On Tuesday, I reported on game development tool Game Maker being acquired by Opera, makers of the Opera internet browser. Opera have now officially announced the acquisition, saying that Game Maker would be paired with Opera GX, their dedicated gaming browser, in forming the basis of a new division of the company called Opera Gaming.
This is corporate stuff, but it’s not unintesting. Opera GX is a browser designed with gaming in mind. It has Twitch and Discord integration, resource limiters to stop tabs from hogging CPU or RAM while you’re playing a game, and a few other features that, if I’m honest, sound unnecessary to me. It’s currently got 7 million monthly active users though, according to Opera.
The announcement was short on specifics, except that both companies hope the partnership will drive new audiences to both pieces of software. Krystian Kondra, EVP Browsers at Opera, said in a press release that, “We look forward to further growing Opera GX and driving the growth of GameMaker as part of a broader ecosystem, making it more accessible to novice users and developing it into the world’s leading 2D game engine used by commercial studios.”
Opera’s press release also talk about the opportunity for turning “the Opera GX vertical into a new kind of horizontal. This horizontal opportunity is why we’re building Opera Gaming and its infrastructure – so that we can further integrate gaming and browsing in ways beneficial to both in terms of not only monetization, but also experience.”
Corporate speak aside, it sounds as if the two software will be directly integrated. I can imagine Opera GX having a built-in store where people can buy games, and where those games that are made in Game Maker can run directly inside the browser.
I’m not sure I find that possibility particularly interesting, given the existing abundance of venues to buy and play games. I can’t see myself switching browser any time soon, or wanting a browser dedicated to a specialist purpose.
That could change in time. Flash might have finally been killed for good, but there’s now HTML5 and myriad cloud gaming and streaming options that allow people to play games without an installer. It remains a somehat distant future, but it’s a scenario where I can imagine the browser’s performance being newly vital.

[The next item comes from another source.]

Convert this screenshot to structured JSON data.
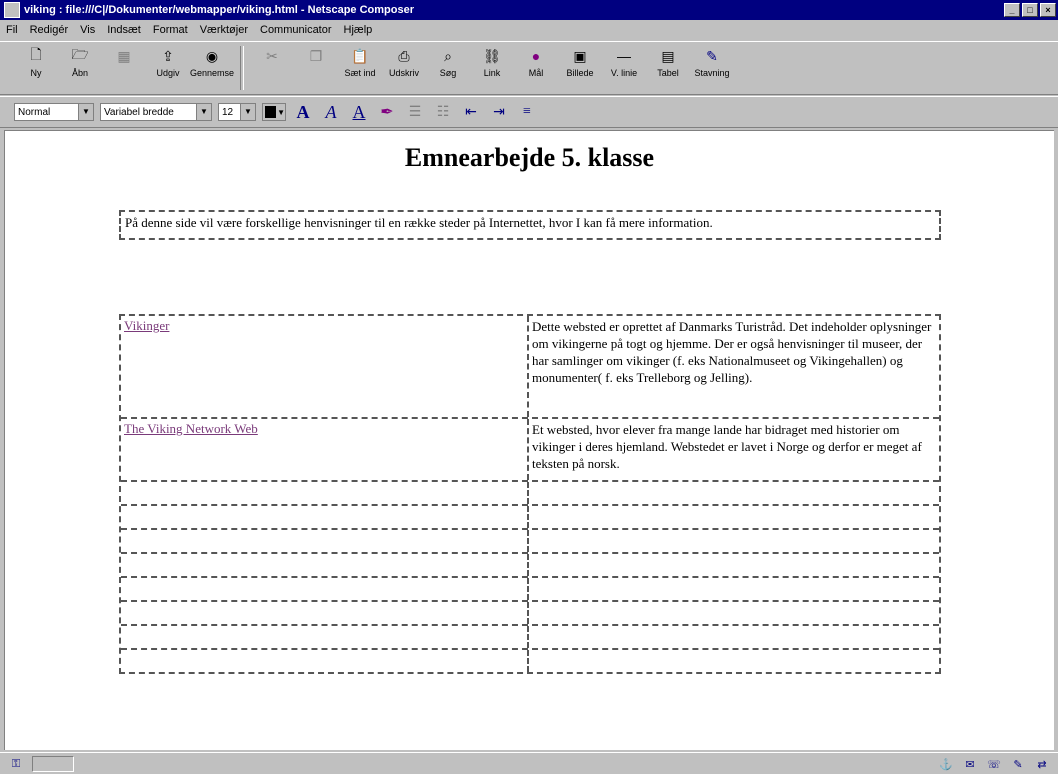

For now, I remain simply nervous for what this means for the core of Game Maker: Studio 2, and all the many developers that use it.